Good morning, and thanks for spending part of your day with Extra Points.
I write almost all the newsletters here at Extra Points, but I am happy to publish (and pay for) freelance submissions. If you have a story idea for a topic in the Extra Points wheelhouse, I'd love to hear it. Send your pitch to Matt@ExtraPointsMB.com. I pay a minimum of $300 for a published newsletter, plus bonuses for driving subscriptions.
Today, I'm happy to publish one of those freelance stories. I'm excited to turn today's newsletter over to my friend, Erin Sorensen of Hail Varsity. Erin and I have talked a lot over the last few weeks about the NIL market, and our mutual concern that certain athletes aren't being served effectivelly by that market, especially in the social endorsement space.
I'll turn the floor over to Erin, and I'll catch up with y'all at the end.
Over the past several weeks, many within college athletics have raised a specific concern about NIL.
What will NIL inequality do the locker room? What happens when the quarterback makes more than the offensive line?
Nick Saban brought it up. So have other commentators. It will almost assuredly come up again.
On one hand, locker rooms have never been equal. Professional athletes make vastly different amounts of money, and they mostly figure out how to operate. Even at the high school level, attention and prestige are not always distributed equally. The quarterback gets the quote in the newspaper. The offensive lineman usually doesn’t. With the right leadership and the right culture, everything still usually works out.
With so many NIL opportunities centered around social media and influencer marketing, the “glamour” positions will often opportunities. Smart leadership and smart locker rooms will find ways to mitigate this before it becomes too big of a locker room problem. We already have examples of QBs looking to share their NIL wealth with teammates, after all.
But there are other equity concerns really worth worrying about. There are potential opportunity gaps not just between positions, but between male and female athletes, and within those groups, white and non-white athletes.
So, what can we do? What is already being done?

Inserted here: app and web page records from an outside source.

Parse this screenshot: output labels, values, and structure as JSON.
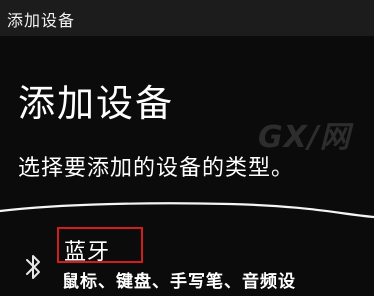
{
  "window": {
    "title": "添加设备"
  },
  "dialog": {
    "heading": "添加设备",
    "subheading": "选择要添加的设备的类型。"
  },
  "watermark": "GX/网",
  "option": {
    "icon": "bluetooth-icon",
    "name": "蓝牙",
    "description": "鼠标、键盘、手写笔、音频设"
  },
  "colors": {
    "background": "#0b0b0b",
    "titlebar": "#1c1c1c",
    "highlight_box": "#d21d1d"
  }
}
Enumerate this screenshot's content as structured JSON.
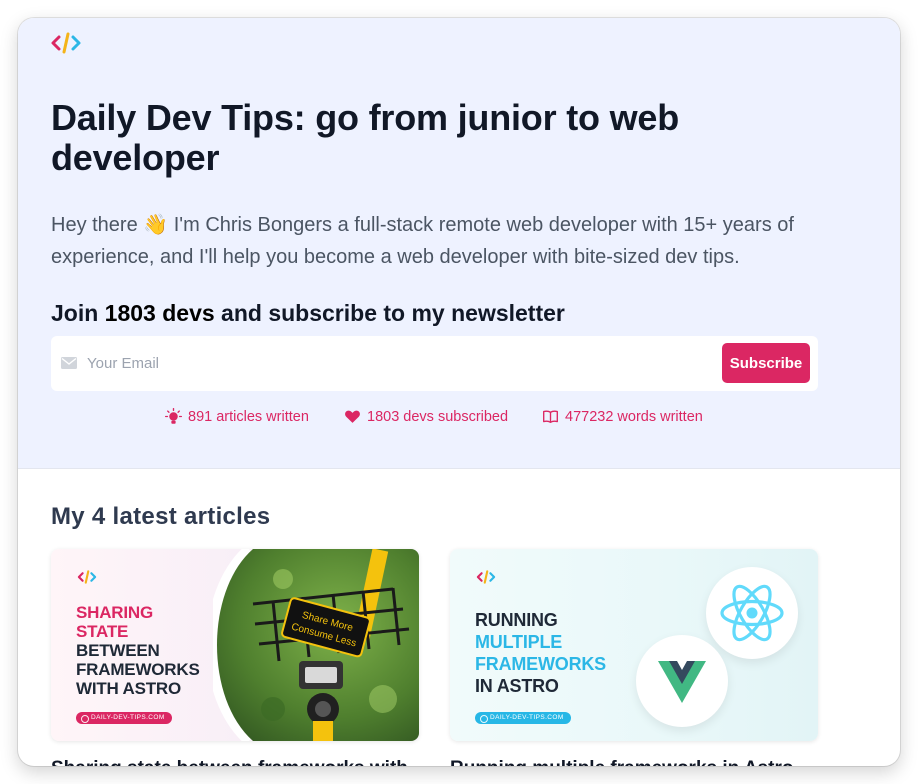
{
  "brand": {
    "logo_icon": "code-brackets-logo"
  },
  "hero": {
    "title": "Daily Dev Tips: go from junior to web developer",
    "intro": "Hey there 👋 I'm Chris Bongers a full-stack remote web developer with 15+ years of experience, and I'll help you become a web developer with bite-sized dev tips.",
    "join_prefix": "Join ",
    "join_count": "1803 devs",
    "join_suffix": " and subscribe to my newsletter"
  },
  "newsletter": {
    "email_placeholder": "Your Email",
    "email_value": "",
    "subscribe_label": "Subscribe"
  },
  "stats": [
    {
      "icon": "lightbulb-icon",
      "text": "891 articles written"
    },
    {
      "icon": "heart-icon",
      "text": "1803 devs subscribed"
    },
    {
      "icon": "book-open-icon",
      "text": "477232 words written"
    }
  ],
  "latest": {
    "title": "My 4 latest articles",
    "cards": [
      {
        "headline_lines": [
          {
            "text": "SHARING",
            "style": "pink"
          },
          {
            "text": "STATE",
            "style": "pink"
          },
          {
            "text": "BETWEEN",
            "style": "dark"
          },
          {
            "text": "FRAMEWORKS",
            "style": "dark"
          },
          {
            "text": "WITH ASTRO",
            "style": "dark"
          }
        ],
        "badge": "DAILY-DEV-TIPS.COM",
        "sign_text": "Share More Consume Less",
        "caption": "Sharing state between frameworks with"
      },
      {
        "headline_lines": [
          {
            "text": "RUNNING",
            "style": "dark"
          },
          {
            "text": "MULTIPLE",
            "style": "cyan"
          },
          {
            "text": "FRAMEWORKS",
            "style": "cyan"
          },
          {
            "text": "IN ASTRO",
            "style": "dark"
          }
        ],
        "badge": "DAILY-DEV-TIPS.COM",
        "caption": "Running multiple frameworks in Astro"
      }
    ]
  },
  "colors": {
    "accent": "#db2763",
    "hero_bg": "#eef2ff",
    "cyan": "#2cb7e6",
    "react": "#61dafb",
    "vue_green": "#41b883",
    "vue_dark": "#34495e"
  }
}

I spoke with three women working in the NIL space: Jasmine Maietta of Round21, Kirby Porter of WillVentures and Tiffany Kelly of Curastory. They are three women of color, all working in various ways to ensure “no woman is left behind as the opportunity for college athletes unfolds.”